But I also fed off the positive energy and enthusiasm of the crowd, which brought together regular friends and fans with members of the transgender community. It was a beautiful night overall, and I look forward to both being present and helping organize the next in this series.
I attached a Hot Hand USB accelerometer to a cat collar and let Sophie run around and chase a fish-on-a-stick toy for a little while. I captured the MIDI output from this and fed it into a synth on Ableton Live. This is the result!
“Available here: http://sonicbloom.net/en/packs/max-fo…
Noland is a unique Synthesizer with individually automatable XY-control.Noland lets you store custom XY automations and colour schemes as Presets.
NolandFX is a old-school harmoniser effect, also part of this pack.
Max for Cats crafts Software Instruments, Effects, MIDI devices, Sound Design and Samples for Ableton Live.”
I am Max user for some projects, but still haven’t taken the plunge into Max for Live. Time to do so? (and not just because of the cats)
From our friend Alex Ookpik (see what we did there?) via Instagram. Instagram is a great way to get your cat-and-gear pics onto the blog. Simply post to your feed and leave a comment on your post with “@catsynth”.
The Outsound new-music programs at the Luggage Store Gallery often try to pair groups that complement one another geographically and musically. This was the case in late March with a program featuring The Use and Mountain Vs. Building.
The performance opened with Mountain Vs Building, a group featuring Sheila Bosco on drums and keyboard, Michael Lowe-Grandi on guitar, Brian Lucas on bass, and Mark Pino on drums. Given the instrumental lineup, there were two drum sets going at the same time during many parts of the set, including at the start.
With so much opportunity for rhythmic foundation, it wasn’t surprising that their music included strong and sometimes funky riffs overlaid with guitar and keyboard effects. The two drum sets worked well without being overwhelming. There were more freeform pieces as well that focused and timbral and noise effects via synths and effects boxes; and the final piece featuring vocals was fun. Overall, it was a strong set technically and musically. The visual effect of the lighting was a nice touch as well.
The second set featured The Use, the latest solo project by Michael Durek who was visiting from the New York area as part of a west-coast tour. I have seen many of his performances before with PAS Musique and the SK Orchestra, but his new project takes things to another level musically and technically. The electronic elements, a combination of Ableton Live and theremin, were more idiomatic, combining dark melodies, harmonies and rhythms. And it was as much a visual performance, with dance movements in time to the music. You can get a good sense of the overall performance in this video.
I am glad that The Use had the opportunity to perform at our Thursday-night Outsound music series.
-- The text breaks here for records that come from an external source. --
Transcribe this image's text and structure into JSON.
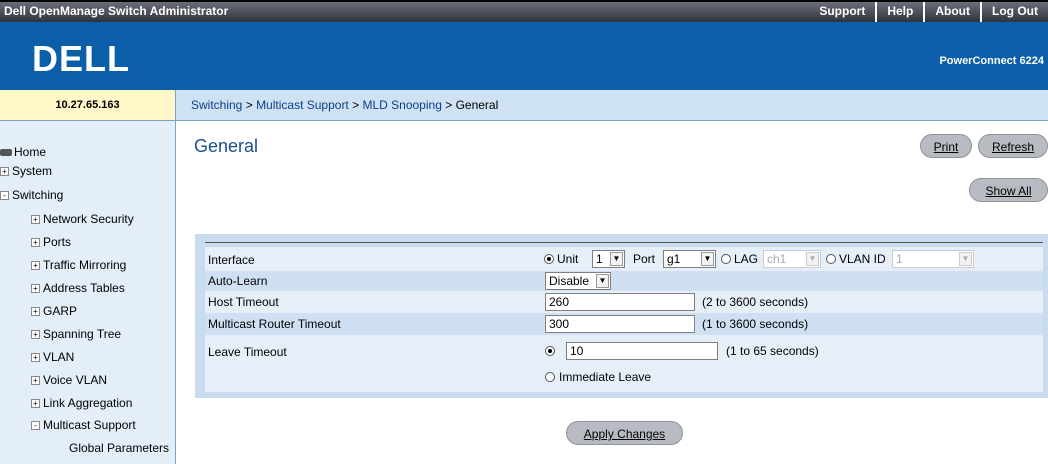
{
  "app": {
    "title": "Dell OpenManage Switch Administrator",
    "logo": "DELL",
    "model": "PowerConnect 6224"
  },
  "topnav": [
    "Support",
    "Help",
    "About",
    "Log Out"
  ],
  "ip": "10.27.65.163",
  "breadcrumb": {
    "items": [
      "Switching",
      "Multicast Support",
      "MLD Snooping"
    ],
    "separator": ">",
    "current": "General"
  },
  "sidebar": [
    {
      "label": "Home",
      "icon": "home-icon"
    },
    {
      "label": "System",
      "expander": "+"
    },
    {
      "label": "Switching",
      "expander": "-"
    },
    {
      "label": "Network Security",
      "expander": "+"
    },
    {
      "label": "Ports",
      "expander": "+"
    },
    {
      "label": "Traffic Mirroring",
      "expander": "+"
    },
    {
      "label": "Address Tables",
      "expander": "+"
    },
    {
      "label": "GARP",
      "expander": "+"
    },
    {
      "label": "Spanning Tree",
      "expander": "+"
    },
    {
      "label": "VLAN",
      "expander": "+"
    },
    {
      "label": "Voice VLAN",
      "expander": "+"
    },
    {
      "label": "Link Aggregation",
      "expander": "+"
    },
    {
      "label": "Multicast Support",
      "expander": "-"
    },
    {
      "label": "Global Parameters"
    }
  ],
  "page": {
    "title": "General",
    "print": "Print",
    "refresh": "Refresh",
    "show_all": "Show All",
    "apply": "Apply Changes"
  },
  "form": {
    "interface": {
      "label": "Interface",
      "unit_label": "Unit",
      "unit_value": "1",
      "port_label": "Port",
      "port_value": "g1",
      "lag_label": "LAG",
      "lag_value": "ch1",
      "vlan_label": "VLAN ID",
      "vlan_value": "1",
      "selected": "Unit"
    },
    "auto_learn": {
      "label": "Auto-Learn",
      "value": "Disable"
    },
    "host_timeout": {
      "label": "Host Timeout",
      "value": "260",
      "hint": "(2 to 3600 seconds)"
    },
    "router_timeout": {
      "label": "Multicast Router Timeout",
      "value": "300",
      "hint": "(1 to 3600 seconds)"
    },
    "leave_timeout": {
      "label": "Leave Timeout",
      "value": "10",
      "hint": "(1 to 65 seconds)",
      "immediate_label": "Immediate Leave",
      "selected": "value"
    }
  },
  "colors": {
    "brand": "#0a5fa8",
    "panel": "#c8dbef",
    "sidebar": "#e4eef8",
    "title": "#1b4f91"
  }
}
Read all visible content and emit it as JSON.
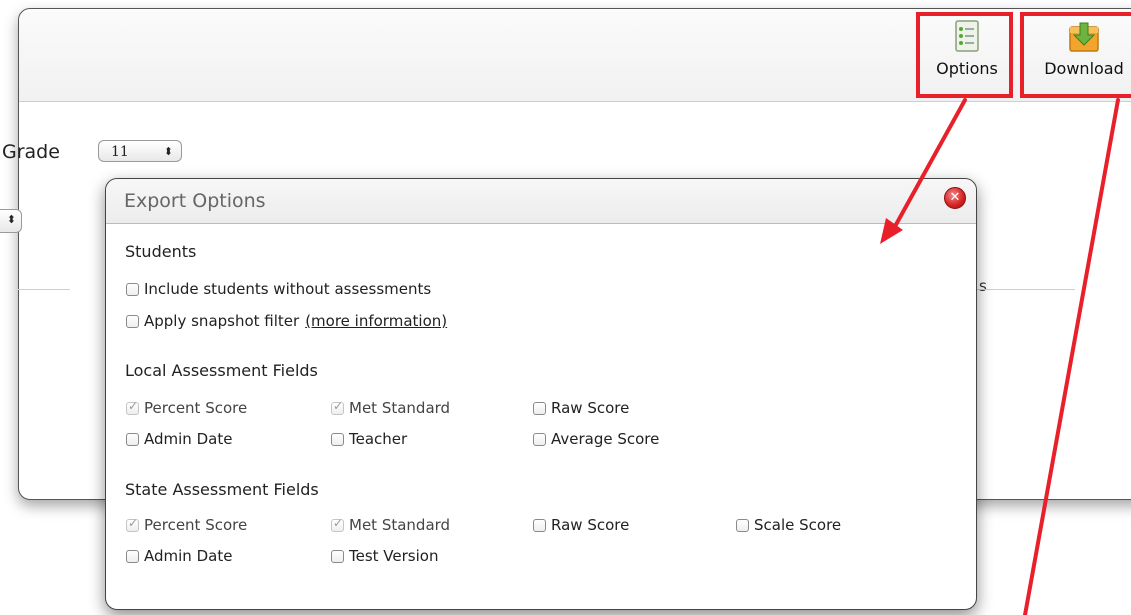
{
  "toolbar": {
    "options_label": "Options",
    "download_label": "Download",
    "options_icon": "list-document-icon",
    "download_icon": "download-box-icon"
  },
  "filters": {
    "grade_label": "Grade",
    "grade_value": "11"
  },
  "background": {
    "column_fragment": "s"
  },
  "modal": {
    "title": "Export Options",
    "students": {
      "heading": "Students",
      "options": [
        {
          "label": "Include students without assessments",
          "checked": false
        },
        {
          "label": "Apply snapshot filter",
          "checked": false,
          "link": "(more information)"
        }
      ]
    },
    "local": {
      "heading": "Local Assessment Fields",
      "fields": [
        {
          "label": "Percent Score",
          "checked": true,
          "disabled": true
        },
        {
          "label": "Met Standard",
          "checked": true,
          "disabled": true
        },
        {
          "label": "Raw Score",
          "checked": false
        },
        {
          "label": "Admin Date",
          "checked": false
        },
        {
          "label": "Teacher",
          "checked": false
        },
        {
          "label": "Average Score",
          "checked": false
        }
      ]
    },
    "state": {
      "heading": "State Assessment Fields",
      "fields": [
        {
          "label": "Percent Score",
          "checked": true,
          "disabled": true
        },
        {
          "label": "Met Standard",
          "checked": true,
          "disabled": true
        },
        {
          "label": "Raw Score",
          "checked": false
        },
        {
          "label": "Scale Score",
          "checked": false
        },
        {
          "label": "Admin Date",
          "checked": false
        },
        {
          "label": "Test Version",
          "checked": false
        }
      ]
    }
  },
  "colors": {
    "annotation": "#e8202a",
    "close": "#d42020"
  }
}
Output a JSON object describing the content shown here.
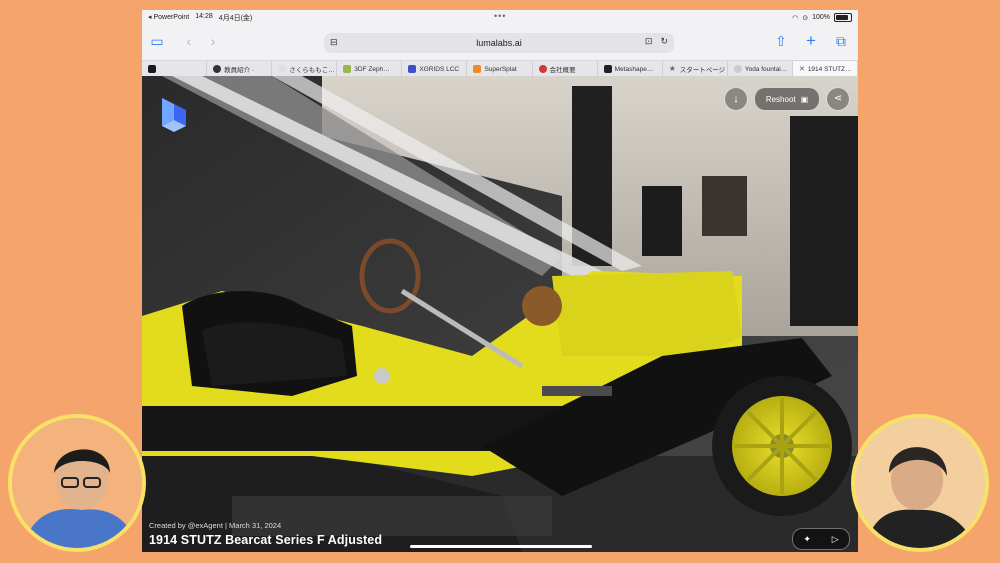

Indeed both bands performed well that evening to an appreciative audience. And I am happy to see more experimental music groups confidently incorporating popular idioms into their music.